4 April 2012. The concentration of tau in the cerebrospinal fluid drops with bapineuzumab treatment, according to a post-hoc analysis of Phase 2 clinical trial results published online April 2 in the Archives of Neurology. After one year of treatment with the humanized monoclonal anti-Aβ antibody, Alzheimer’s patients had lower levels of both phosphorylated and total tau in their CSF than they did at baseline. Compared to patients receiving placebo, that difference was statistically significant for the dip in phosphorylated tau only. The findings could mean that the antibody prevents neurodegeneration downstream of Aβ.
"I believe this is the first demonstration of a monoclonal [antibody] decreasing phospho-tau and [total] tau with therapy," said senior author Enchi Liu, Janssen Alzheimer Immunotherapy, San Francisco. "We hypothesize that bapineuzumab treatment may have some effect on the neurodegenerative process underlying AD." Previously, active immunization with AN1792 reduced CSF total tau (t-tau) levels in treated patients, but AN1792 is no longer in development (see Gilman et al., 2005).
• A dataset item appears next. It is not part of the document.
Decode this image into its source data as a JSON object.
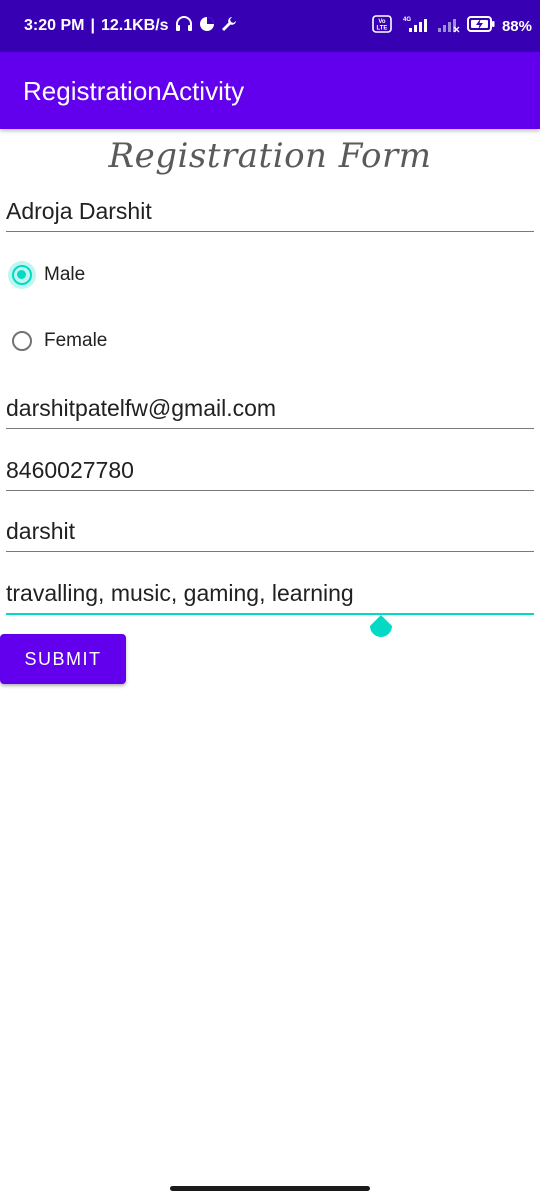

The paper combines two sub-analyses within two Phase 2 clinical trials of bapineuzumab in patients with mild to moderate AD. A previous analysis of the larger sub-study had found a trend toward lower phosphorylated tau (p-tau) in treated patients just shy of statistical significance (see ARF related news story and Salloway et al., 2009). Liu and colleagues wanted to see what adding the data from the second sub-study would do to the finding.
In both Phase 2 trials, a subset of patients agreed to undergo two lumbar punctures so that researchers could measure their CSF biomarker changes. Each patient had the procedure at baseline (two weeks before the first drug infusion) and two weeks after the fourth infusion (at week 54). Twenty-seven bapineuzumab-treated patients and 19 patients on placebo participated.
Consistent with the study’s initial analysis, first author Kaj Blennow, University of Gothenburg,
Mölndal, Sweden, and colleagues this time around found a reduction of CSF p-tau—thought to reflect tau phosphorylation and tangle formation in the brain—in treated patients. On average, p-tau levels fell by 9.9 picograms per milliliter (pg/mL) after one year of treatment, whereas in control subjects, p-tau nudged downward by 2.6 pg/mL. Comparing the two patient groups, the difference was statistically significant. T-tau levels followed the same trend, whereby drug-treated participants had 72.3 pg/mL less at the end of 12 months than at the beginning of the trial, and the control group only lost 5.6 pg/mL. However, the difference did not reach statistical significance. CSF levels of Aβ42 and Aβ40 did not change with treatment or placebo.
"This paper hints that, with bapineuzumab therapy, there's an impact on the downstream neurodegenerative biomarkers," said Liu. Larger Phase 3 trials, set to yield results later this year, are designed to replicate this small study, she said. Many more patients will have received baseline and end-of-study lumbar punctures to see if t-tau and p-tau levels change. Additionally, the team will assess whether ApoE status has any bearing on the biomarker results, and whether the antibody benefits patients clinically. Previous results had hinted that bapineuzumab may improve aspects of cognition, but only in people who carried no ApoE4 allele (see ARF related news story on Salloway et al., 2009).
A decline in CSF p-tau accompanying lowered brain amyloid "does suggest there is a link between the plaque burden type of pathology and hyperphosphorylated tau pathology," commented Leslie Shaw, University of Pennsylvania, Philadelphia. Shaw was not involved in this study. Still, he added, researchers will need to image or autopsy these trial participants’ brains and look for correlations between lowered p-tau and cognitive performance to ascertain what that drop in p-tau levels really means.
Meanwhile, the research has broader implications, Shaw told Alzforum. "One of the questions surrounding CSF and other biomarkers is, Do they provide a reliable index of drug effect?" This is one of the first studies to provide an answer along those lines for monoclonal anti-Aβ antibodies, he said.
Why did the Aβ concentration seem unchanged in the CSF? After all, the antibody does clear brain amyloid, as a previous PIB-PET imaging sub-study reported plaque shrinkage in patients who received bapineuzumab for 18 months (see ARF related news story on Rinne et al,. 2010). Researchers do not know. For one thing, Aβ could have been cleared by other pathways that do not involve the CSF, the authors wrote. Alternatively, Aβ might have oligomerized or bound to chaperones or the antibody, masking a change in CSF levels as detectable with current assays.—Gwyneth Dickey Zakaib.
Blennow K, Zetterberg H, Rinne JO, Salloway S, Wei J, Black R, Grundman M, Liu E. Effect of immunotherapy with bapineuzumab on cerebrospinal fluid biomarker levels in patients with mild to moderate Alzheimer disease. Arch Neurol 2012 April 2. Abstract